and 'no longer act under any color, guise, or pretense as a law enforcement or peace officer.' The Court of Appeals affirmed the judgment of contempt but modified the order so that Lance was prohibited from serving as a sheriff only until some later date when he could satisfy the District Judge that he would in good faith comply with the terms of the order. 353 F.2d 585.
Lance first contends that the District Judge exceeded his authority in attempting to make his injunction binding not only on the named defendants who were parties to the lawsuit but also on all persons who had notice of the order. This Court speaking through Mr. Justice Brandeis, held in Chase National Bank v. City of Norwalk, 291 U.S. 431, that it was a violation of 'established principles of equity jurisdiction and procedure' for a court to make its order apply to persons who were not parties but who merely had notice of the order. See also Kean v. Hurley, 179 F.2d 888 (C.A. 8th Cir.). Likewise, Rule 65(d) Fed.Rules Civ.Proc. would seem to bar such an order.* The summary contempt power of courts is a very limited one and the apparent conflict between what the court did here and what this Court in Chase said a district court could not do, is too important to liberty to leave this judgment standing without review.

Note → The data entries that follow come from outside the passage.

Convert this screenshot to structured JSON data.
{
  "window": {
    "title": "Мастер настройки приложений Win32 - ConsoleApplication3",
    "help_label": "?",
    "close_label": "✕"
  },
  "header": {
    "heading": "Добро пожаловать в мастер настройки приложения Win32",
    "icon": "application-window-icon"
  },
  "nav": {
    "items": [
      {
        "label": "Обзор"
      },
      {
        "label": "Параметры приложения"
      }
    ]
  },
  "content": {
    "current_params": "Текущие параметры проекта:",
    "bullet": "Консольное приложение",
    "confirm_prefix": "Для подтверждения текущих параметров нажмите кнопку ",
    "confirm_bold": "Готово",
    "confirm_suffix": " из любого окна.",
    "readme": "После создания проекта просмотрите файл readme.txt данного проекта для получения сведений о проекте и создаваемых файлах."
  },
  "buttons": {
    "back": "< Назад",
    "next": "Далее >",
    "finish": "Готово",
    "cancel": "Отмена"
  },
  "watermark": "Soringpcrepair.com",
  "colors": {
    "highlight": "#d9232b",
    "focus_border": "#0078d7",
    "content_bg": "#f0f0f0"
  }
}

The significance of this case, however, does not lie merely in the District Court's questionable assumption of jurisdiction to bind Lance by its injunction, but it is the manner in which the courts below exercised the power to punish for contempt that makes this case peculiarly [384 U.S. 929 , 931]